Why do some children develop food allergies? According to a new study, the answer may lie in the skin, not the gut.
Researchers from King’s College London and the University of Dundee found that infants with impaired skin barriers, especially those with eczema, are over six times more likely than healthy infants to suffer from food sensitivities, leading scientists to believe that food allergies may develop via immune cells in the skin.
The study, which was funded by the British Food Standards Agency, Medical Research Council, and the National Institute for Health Research (NIHR), involved 600 three-month-old babies. The babies were examined for eczema, screened for gene mutations associated with eczema, tested to see how much water their skin was able to retain, and then tested for food allergies. Researchers noted a correlation between severity of eczema and food sensitivity, independent of genetic factors. It has been surmised that the breakdown of the skin barrier in eczema exposes immune cells in skin to environmental allergens, which then triggers an allergic immune response.
This isn’t the first time scientists have found a link between eczema and food allergies, but these findings could be a game changer. “This work takes what we thought we knew about eczema and food allergy and flips it on its head,” said Dr. Carsten Flohr, NIHR Clinician Scientist and Senior Lecturer at King’s College London and Consultant at St John’s Institute of Dermatology at St Thomas’ Hospital, “We thought that food allergies are triggered from the inside out, but our work shows that in some children it could be from the outside in, via the skin. The skin barrier plays a crucial role in protecting us from allergens in our environment, and we can see here that when that barrier is compromised, especially in eczema, it seems to leave the skin’s immune cells exposed to these allergens.”
Another new study, this one by researchers from University of Miami, may provide insight into how parents can try to protect their children. The study revealed that children who consume probiotics early in life may reduce their risk of developing eczema. Probiotics, small organisms that help maintain the natural balance of organisms in the intestines, can be found in nutritional supplements. The exact link between eczema and bacteria in the gut is still unknown, but if you’re a parent with a young child, consider adding to your child’s diet a probiotic supplement or yogurt, which is another substance that adds healthy bacteria to the gut.
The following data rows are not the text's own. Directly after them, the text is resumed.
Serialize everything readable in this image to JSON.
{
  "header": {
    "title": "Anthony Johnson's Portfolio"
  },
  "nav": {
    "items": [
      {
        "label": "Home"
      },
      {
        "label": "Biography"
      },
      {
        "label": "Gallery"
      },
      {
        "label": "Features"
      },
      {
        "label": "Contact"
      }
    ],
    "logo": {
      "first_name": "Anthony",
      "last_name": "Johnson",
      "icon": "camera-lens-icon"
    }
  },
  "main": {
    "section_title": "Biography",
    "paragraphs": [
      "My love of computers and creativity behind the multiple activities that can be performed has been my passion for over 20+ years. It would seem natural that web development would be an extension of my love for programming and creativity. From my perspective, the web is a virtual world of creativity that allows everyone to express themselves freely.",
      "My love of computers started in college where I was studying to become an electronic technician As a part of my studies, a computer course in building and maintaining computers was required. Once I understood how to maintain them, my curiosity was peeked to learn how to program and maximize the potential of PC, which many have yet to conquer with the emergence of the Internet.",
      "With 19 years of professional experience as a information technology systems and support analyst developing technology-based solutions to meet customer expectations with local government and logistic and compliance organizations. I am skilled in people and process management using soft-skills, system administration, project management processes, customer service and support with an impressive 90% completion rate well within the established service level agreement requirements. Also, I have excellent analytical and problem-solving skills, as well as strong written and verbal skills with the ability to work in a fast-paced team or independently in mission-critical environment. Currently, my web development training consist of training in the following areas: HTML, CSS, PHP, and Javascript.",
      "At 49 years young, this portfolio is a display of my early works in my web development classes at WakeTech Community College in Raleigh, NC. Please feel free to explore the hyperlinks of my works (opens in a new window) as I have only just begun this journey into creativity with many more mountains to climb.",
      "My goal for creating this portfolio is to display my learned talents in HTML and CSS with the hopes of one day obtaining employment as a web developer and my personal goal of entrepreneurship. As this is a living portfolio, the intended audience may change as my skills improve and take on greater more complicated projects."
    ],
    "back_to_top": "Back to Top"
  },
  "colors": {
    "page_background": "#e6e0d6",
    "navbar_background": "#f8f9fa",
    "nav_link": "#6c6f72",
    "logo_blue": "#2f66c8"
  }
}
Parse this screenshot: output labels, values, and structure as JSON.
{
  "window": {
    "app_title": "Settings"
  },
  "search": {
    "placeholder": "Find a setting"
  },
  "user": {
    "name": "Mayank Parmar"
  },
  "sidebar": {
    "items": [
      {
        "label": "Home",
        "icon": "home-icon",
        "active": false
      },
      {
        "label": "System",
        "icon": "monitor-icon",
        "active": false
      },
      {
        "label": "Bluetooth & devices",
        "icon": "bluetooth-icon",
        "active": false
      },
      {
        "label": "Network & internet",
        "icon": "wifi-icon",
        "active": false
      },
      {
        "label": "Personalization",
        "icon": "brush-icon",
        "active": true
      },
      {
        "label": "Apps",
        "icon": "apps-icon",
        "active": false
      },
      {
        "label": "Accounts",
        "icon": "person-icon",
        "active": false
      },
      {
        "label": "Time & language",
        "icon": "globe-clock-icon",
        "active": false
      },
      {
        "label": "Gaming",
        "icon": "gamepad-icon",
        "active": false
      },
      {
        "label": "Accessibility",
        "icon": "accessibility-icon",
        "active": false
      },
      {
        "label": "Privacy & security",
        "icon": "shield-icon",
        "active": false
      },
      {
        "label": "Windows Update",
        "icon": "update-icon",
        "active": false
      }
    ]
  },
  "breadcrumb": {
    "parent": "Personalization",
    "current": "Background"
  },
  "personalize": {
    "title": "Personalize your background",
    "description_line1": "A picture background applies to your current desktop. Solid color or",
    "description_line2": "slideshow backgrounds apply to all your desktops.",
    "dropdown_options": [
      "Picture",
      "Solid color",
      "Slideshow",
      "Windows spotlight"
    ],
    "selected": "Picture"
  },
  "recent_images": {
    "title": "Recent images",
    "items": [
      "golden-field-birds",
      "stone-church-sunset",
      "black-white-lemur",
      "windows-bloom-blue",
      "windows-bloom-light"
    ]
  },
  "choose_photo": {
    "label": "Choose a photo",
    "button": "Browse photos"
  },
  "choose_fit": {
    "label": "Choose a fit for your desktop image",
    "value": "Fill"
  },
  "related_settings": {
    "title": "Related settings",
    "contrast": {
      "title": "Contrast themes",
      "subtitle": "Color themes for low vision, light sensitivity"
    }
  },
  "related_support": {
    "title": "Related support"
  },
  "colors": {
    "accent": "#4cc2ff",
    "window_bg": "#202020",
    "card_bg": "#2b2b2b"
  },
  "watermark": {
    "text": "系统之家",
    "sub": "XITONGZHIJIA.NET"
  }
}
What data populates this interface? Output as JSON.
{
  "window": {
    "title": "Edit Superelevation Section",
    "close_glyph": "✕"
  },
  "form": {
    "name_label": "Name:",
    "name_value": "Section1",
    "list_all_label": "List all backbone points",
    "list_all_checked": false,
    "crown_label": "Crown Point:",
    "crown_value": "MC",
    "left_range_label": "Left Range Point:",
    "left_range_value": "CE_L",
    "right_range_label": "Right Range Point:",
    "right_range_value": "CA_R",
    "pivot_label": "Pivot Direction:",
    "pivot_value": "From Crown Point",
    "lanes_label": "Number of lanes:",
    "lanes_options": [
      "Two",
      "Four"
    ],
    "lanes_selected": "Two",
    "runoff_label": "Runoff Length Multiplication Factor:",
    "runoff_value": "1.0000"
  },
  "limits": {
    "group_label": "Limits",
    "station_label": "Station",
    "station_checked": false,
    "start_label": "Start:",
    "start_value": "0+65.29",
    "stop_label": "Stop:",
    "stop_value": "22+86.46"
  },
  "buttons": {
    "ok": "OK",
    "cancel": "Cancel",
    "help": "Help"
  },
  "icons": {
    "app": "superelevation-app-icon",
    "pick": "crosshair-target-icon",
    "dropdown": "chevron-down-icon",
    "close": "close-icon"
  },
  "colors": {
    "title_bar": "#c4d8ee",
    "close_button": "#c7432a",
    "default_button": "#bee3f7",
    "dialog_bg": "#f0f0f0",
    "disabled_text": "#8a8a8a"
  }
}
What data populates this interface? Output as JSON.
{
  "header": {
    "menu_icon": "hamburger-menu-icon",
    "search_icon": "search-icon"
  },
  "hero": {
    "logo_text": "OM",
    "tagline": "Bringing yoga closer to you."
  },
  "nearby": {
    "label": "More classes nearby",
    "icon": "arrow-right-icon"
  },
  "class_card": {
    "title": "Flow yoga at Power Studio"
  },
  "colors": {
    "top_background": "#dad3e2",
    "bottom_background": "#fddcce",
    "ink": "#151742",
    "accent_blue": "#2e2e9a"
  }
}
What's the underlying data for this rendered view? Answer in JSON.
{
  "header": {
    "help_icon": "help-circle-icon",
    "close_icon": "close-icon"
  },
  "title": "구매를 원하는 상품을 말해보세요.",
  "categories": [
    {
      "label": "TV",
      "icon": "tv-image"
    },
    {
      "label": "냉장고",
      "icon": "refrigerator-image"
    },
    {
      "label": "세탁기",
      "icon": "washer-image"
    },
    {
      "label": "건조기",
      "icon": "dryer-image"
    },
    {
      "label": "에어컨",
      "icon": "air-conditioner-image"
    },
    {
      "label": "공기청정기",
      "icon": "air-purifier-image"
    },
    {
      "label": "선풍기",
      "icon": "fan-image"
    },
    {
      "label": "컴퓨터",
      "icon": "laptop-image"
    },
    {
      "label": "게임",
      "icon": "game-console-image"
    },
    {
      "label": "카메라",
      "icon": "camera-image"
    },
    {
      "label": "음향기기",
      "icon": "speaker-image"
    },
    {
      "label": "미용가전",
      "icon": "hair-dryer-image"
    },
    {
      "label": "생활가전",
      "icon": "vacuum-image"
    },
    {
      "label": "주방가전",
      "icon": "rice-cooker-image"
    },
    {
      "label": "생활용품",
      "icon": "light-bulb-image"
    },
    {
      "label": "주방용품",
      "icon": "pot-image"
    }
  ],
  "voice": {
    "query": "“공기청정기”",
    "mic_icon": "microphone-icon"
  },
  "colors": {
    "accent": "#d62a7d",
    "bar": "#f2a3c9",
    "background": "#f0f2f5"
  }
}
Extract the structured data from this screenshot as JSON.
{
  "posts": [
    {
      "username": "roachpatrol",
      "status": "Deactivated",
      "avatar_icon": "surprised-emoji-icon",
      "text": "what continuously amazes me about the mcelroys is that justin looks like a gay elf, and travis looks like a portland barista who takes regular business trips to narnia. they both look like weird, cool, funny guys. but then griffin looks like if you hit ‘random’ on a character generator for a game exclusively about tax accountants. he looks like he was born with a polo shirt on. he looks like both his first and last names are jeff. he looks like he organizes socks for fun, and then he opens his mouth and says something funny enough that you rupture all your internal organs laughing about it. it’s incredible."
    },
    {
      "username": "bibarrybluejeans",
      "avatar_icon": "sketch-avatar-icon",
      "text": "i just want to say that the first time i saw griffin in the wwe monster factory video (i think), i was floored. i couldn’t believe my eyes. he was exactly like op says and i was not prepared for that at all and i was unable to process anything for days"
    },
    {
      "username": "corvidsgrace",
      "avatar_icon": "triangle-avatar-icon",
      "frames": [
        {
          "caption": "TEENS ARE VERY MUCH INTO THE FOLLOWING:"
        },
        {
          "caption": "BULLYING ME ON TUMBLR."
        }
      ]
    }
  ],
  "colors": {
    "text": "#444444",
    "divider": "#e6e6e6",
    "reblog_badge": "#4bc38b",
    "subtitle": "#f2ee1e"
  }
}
If your child develops eczema, consult a doctor about how you can reduce his or her risk of developing food allergies.